- Most importantly! In the cloud-native environment, no actions are required for operations when the root cause is an application bug! Operations personnel are responsible for infrastructure corrections, development is responsible for application corrections.
These examples do not lead to an environment where developers do all the operations work (the so-called “NoOps” scenario). Just because logs are centrally collected and containers do not have local storage does not mean that disk space is infinite. What it does mean is that the problems will be global. In the case of IBM Cloud Private, for example, the Elastic Stack indexing the logs may run out of space.
Briefly, for cloud-native microservices-based applications:
- Operators cannot (and should not) be responsible for the heath of specific services and applications.
- If the developer isn’t writing code properly, the operators can’t “throw manpower” at the problem to solve it.
- If there is a problem, it’s often faster and easier for the developer to fix it than for the operator to introduce a workaround to keep the application going.
Cloud-native development allows developers to use the tools and practices they are most comfortable with and normalizes the results in a way which enables the operations side of the organization to work in the most efficient way possible.
While it is technically possible to develop traditional applications to be resilient and developers should write logs so they’re easily found, in practice, designing and implementing systems with solid reliability and serviceability are often prioritized below delivering the next new feature. Cloud native development enables organizations to jumpstart their Service Management maturity because the tools and practices are so well suited for it.

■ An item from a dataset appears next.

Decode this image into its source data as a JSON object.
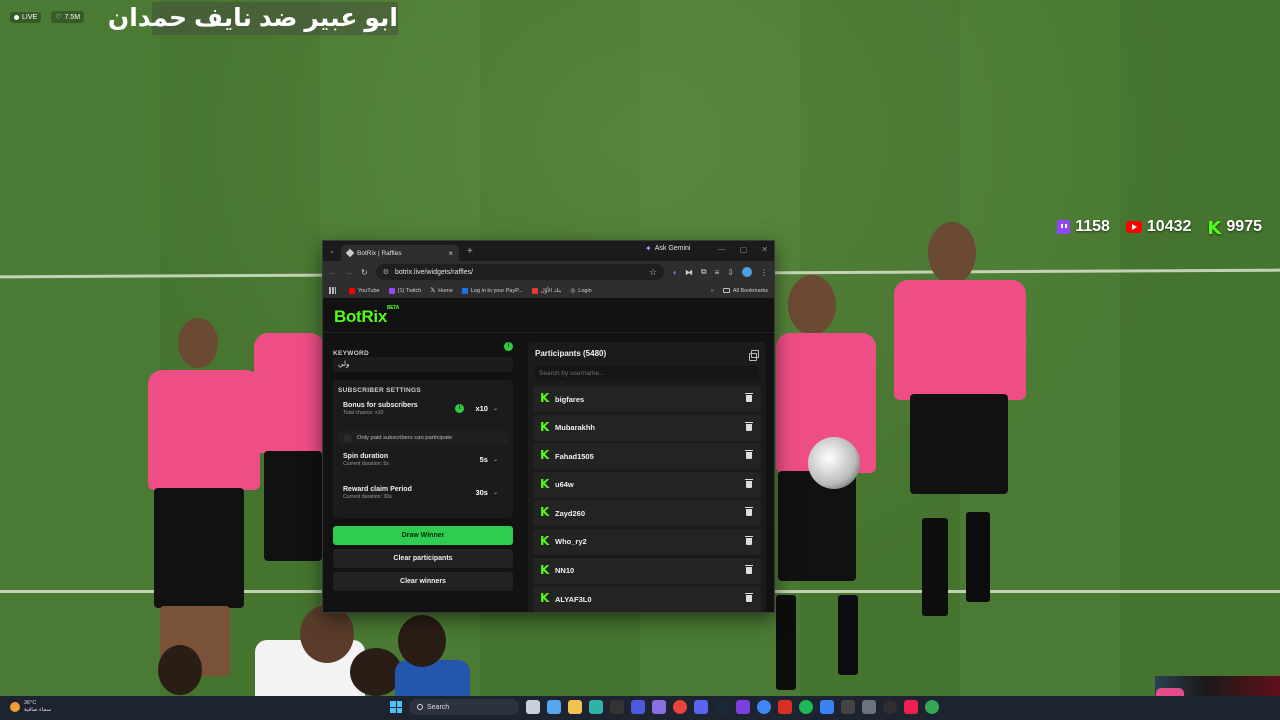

That is, instead of operations team demanding that the development team implement health checks and observability in a specific way that suits serviceability, cloud-native frameworks make it natural for developers to create health checks without being asked. In turn, the operation team no needs to know what the health check is or how it works, as long as the result is manageable.
While getting to this stage does require investment in tools and processes, the end result will be something much more automated, simpler and easier to use than the old “traditional” tools. Without exception, the developers I’ve introduced these concepts to have been enthusiastic about the extra power and flexibility they have in monitoring and managing cloud-native applications.
Learn more in “Service management for IT and cloud services”
Within IBM, we call the process of building a manageable service Build-to-Manage. These practices include concepts that are purely in the hands of development (e.g., writing code that is Observable) and concepts that are shared between developers, DevOps and operations (e.g., best practices in activities and decision-making authority: RACI – Responsible/Accountable/Consult/Inform). These practices are documented in the Service management architecture for IT and cloud services. The IBM Cloud Garage consulting team also offers hands-on assistance with cloud service management and operations based on actual client experience.